Chinese securities watchdog official sacked

Mr Zhang Yujun supervised firms that do margin trading, which has been blamed for heightening volatility.
Mr Zhang Yujun supervised firms that do margin trading, which has been blamed for heightening volatility.PHOTO: REUTERS

SHANGHAI • The assistant chairman of China's top securities regulator has been sacked amid a corruption probe, official media said yesterday, after months of decline in the country's stock markets.

The Communist Party's official news portal said Mr Zhang Yujun had been "removed from his post" at the China Securities Regulatory Commission (CSRC) for "severe disciplinary violations" - normally a euphemism for graft.

It cited a statement from the ruling party's secretive Organisation Department, a week after an investigation into Mr Zhang was announced.

The CSRC is at the centre of China's efforts to stabilise its volatile stock markets.

The authorities have intervened on a broad scale to encourage buying in an attempt to cushion a market rout which began in June and roiled exchanges worldwide.

Mr Zhang had been one of three assistant chairmen at the CSRC since 2012, after managing the Shanghai stock exchange.

Financial news outlet Caixin reported last week that Mr Zhang supervised firms involved in margin trading - which allows investors to trade stocks with only a small sum of money put down as deposit, and which has been blamed for heightening volatility.

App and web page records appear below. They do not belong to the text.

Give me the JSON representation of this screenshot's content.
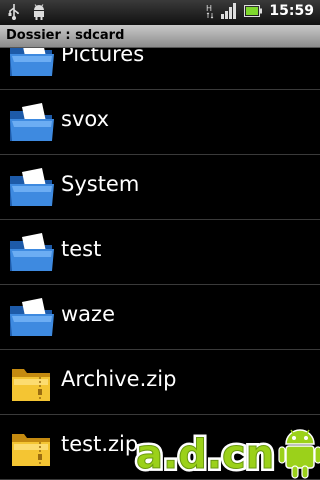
{
  "status_bar": {
    "time": "15:59",
    "icons": [
      "usb-icon",
      "android-debug-icon",
      "signal-h-icon",
      "signal-bars-icon",
      "battery-icon"
    ],
    "signal_type_label": "H"
  },
  "title_bar": {
    "title": "Dossier : sdcard"
  },
  "files": [
    {
      "name": "Pictures",
      "type": "folder"
    },
    {
      "name": "svox",
      "type": "folder"
    },
    {
      "name": "System",
      "type": "folder"
    },
    {
      "name": "test",
      "type": "folder"
    },
    {
      "name": "waze",
      "type": "folder"
    },
    {
      "name": "Archive.zip",
      "type": "zip"
    },
    {
      "name": "test.zip",
      "type": "zip"
    }
  ],
  "watermark": {
    "text": "a.d.cn"
  },
  "colors": {
    "folder_blue": "#2f74c9",
    "zip_yellow": "#f4c533",
    "watermark_green": "#9bd11a"
  }
}
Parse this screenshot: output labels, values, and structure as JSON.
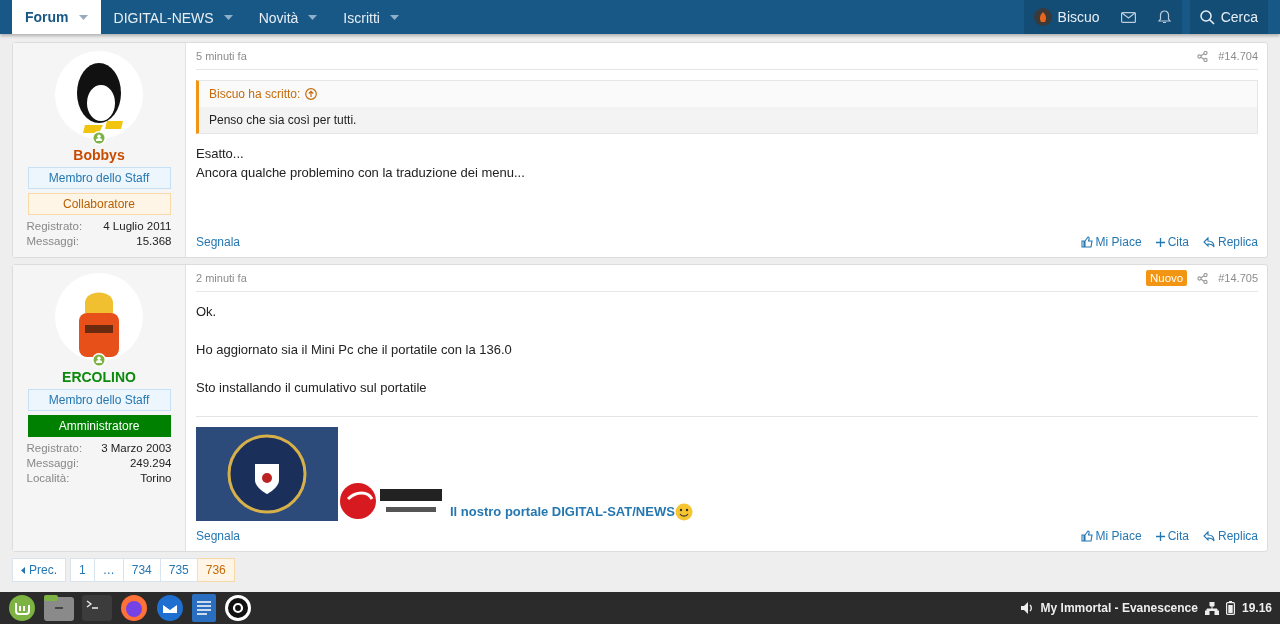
{
  "nav": {
    "tabs": [
      {
        "label": "Forum",
        "selected": true
      },
      {
        "label": "DIGITAL-NEWS",
        "selected": false
      },
      {
        "label": "Novità",
        "selected": false
      },
      {
        "label": "Iscritti",
        "selected": false
      }
    ],
    "user": {
      "name": "Biscuo"
    },
    "search": {
      "label": "Cerca"
    }
  },
  "posts": [
    {
      "author": {
        "name": "Bobbys",
        "color": "#c84b00",
        "online": true,
        "banners": [
          {
            "label": "Membro dello Staff",
            "kind": "staff"
          },
          {
            "label": "Collaboratore",
            "kind": "collab"
          }
        ],
        "stats": [
          {
            "label": "Registrato:",
            "value": "4 Luglio 2011"
          },
          {
            "label": "Messaggi:",
            "value": "15.368"
          }
        ]
      },
      "time": "5 minuti fa",
      "is_new": false,
      "number": "#14.704",
      "quote": {
        "author": "Biscuo ha scritto:",
        "text": "Penso che sia così per tutti."
      },
      "paragraphs": [
        "Esatto...\nAncora qualche problemino con la traduzione dei menu..."
      ],
      "actions": {
        "report": "Segnala",
        "like": "Mi Piace",
        "quote": "Cita",
        "reply": "Replica"
      }
    },
    {
      "author": {
        "name": "ERCOLINO",
        "color": "#0b8a0b",
        "online": true,
        "banners": [
          {
            "label": "Membro dello Staff",
            "kind": "staff"
          },
          {
            "label": "Amministratore",
            "kind": "admin"
          }
        ],
        "stats": [
          {
            "label": "Registrato:",
            "value": "3 Marzo 2003"
          },
          {
            "label": "Messaggi:",
            "value": "249.294"
          },
          {
            "label": "Località:",
            "value": "Torino"
          }
        ]
      },
      "time": "2 minuti fa",
      "is_new": true,
      "new_label": "Nuovo",
      "number": "#14.705",
      "paragraphs": [
        "Ok.",
        "Ho aggiornato sia il Mini Pc che il portatile con la 136.0",
        "Sto installando il cumulativo sul portatile"
      ],
      "signature": {
        "link": "Il nostro portale DIGITAL-SAT/NEWS"
      },
      "actions": {
        "report": "Segnala",
        "like": "Mi Piace",
        "quote": "Cita",
        "reply": "Replica"
      }
    }
  ],
  "pagination": {
    "prev": "Prec.",
    "pages": [
      {
        "label": "1",
        "selected": false
      },
      {
        "label": "…",
        "selected": false
      },
      {
        "label": "734",
        "selected": false
      },
      {
        "label": "735",
        "selected": false
      },
      {
        "label": "736",
        "selected": true
      }
    ]
  },
  "taskbar": {
    "now_playing": "My Immortal - Evanescence",
    "clock": "19.16"
  }
}
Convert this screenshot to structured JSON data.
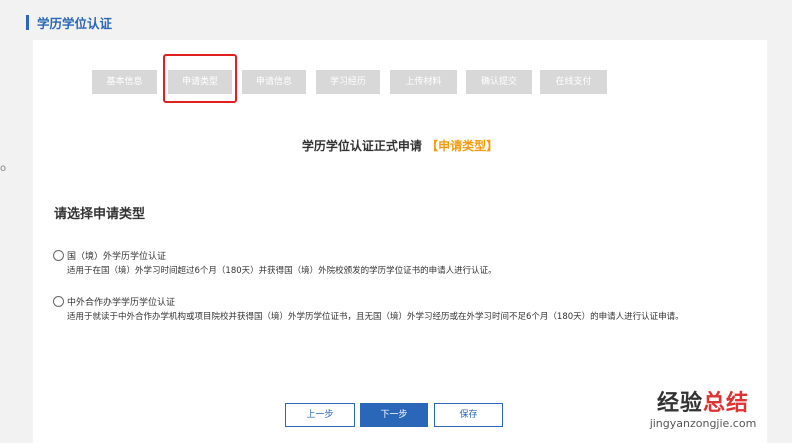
{
  "page": {
    "title": "学历学位认证",
    "left_mark": "o"
  },
  "steps": [
    {
      "label": "基本信息"
    },
    {
      "label": "申请类型"
    },
    {
      "label": "申请信息"
    },
    {
      "label": "学习经历"
    },
    {
      "label": "上传材料"
    },
    {
      "label": "确认提交"
    },
    {
      "label": "在线支付"
    }
  ],
  "active_step": "申请类型",
  "form": {
    "title": "学历学位认证正式申请",
    "title_suffix": "【申请类型】",
    "section_heading": "请选择申请类型",
    "options": [
      {
        "label": "国（境）外学历学位认证",
        "description": "适用于在国（境）外学习时间超过6个月（180天）并获得国（境）外院校颁发的学历学位证书的申请人进行认证。",
        "selected": false
      },
      {
        "label": "中外合作办学学历学位认证",
        "description": "适用于就读于中外合作办学机构或项目院校并获得国（境）外学历学位证书，且无国（境）外学习经历或在外学习时间不足6个月（180天）的申请人进行认证申请。",
        "selected": false
      }
    ]
  },
  "buttons": {
    "prev": "上一步",
    "next": "下一步",
    "save": "保存"
  },
  "watermark": {
    "top_a": "经验",
    "top_b": "总结",
    "bottom": "jingyanzongjie.com"
  },
  "colors": {
    "accent": "#2a67b8",
    "highlight": "#e02020",
    "suffix": "#f39c12",
    "step_bg": "#d8d8d8"
  }
}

Many investors called for CSRC chief Xiao Gang to step down over the stock price plunge, and the investigation into Mr Zhang has renewed online questioning about his superior.

After conducting internal graft investigations, the Communist Party can internally punish alleged offenders or expel them and pass them onto courts for trial, where conviction is virtually guaranteed.


A version of this article appeared in the print edition of The Straits Times on September 23, 2015, with the headline 'Chinese securities watchdog official sacked'. Print Edition | Subscribe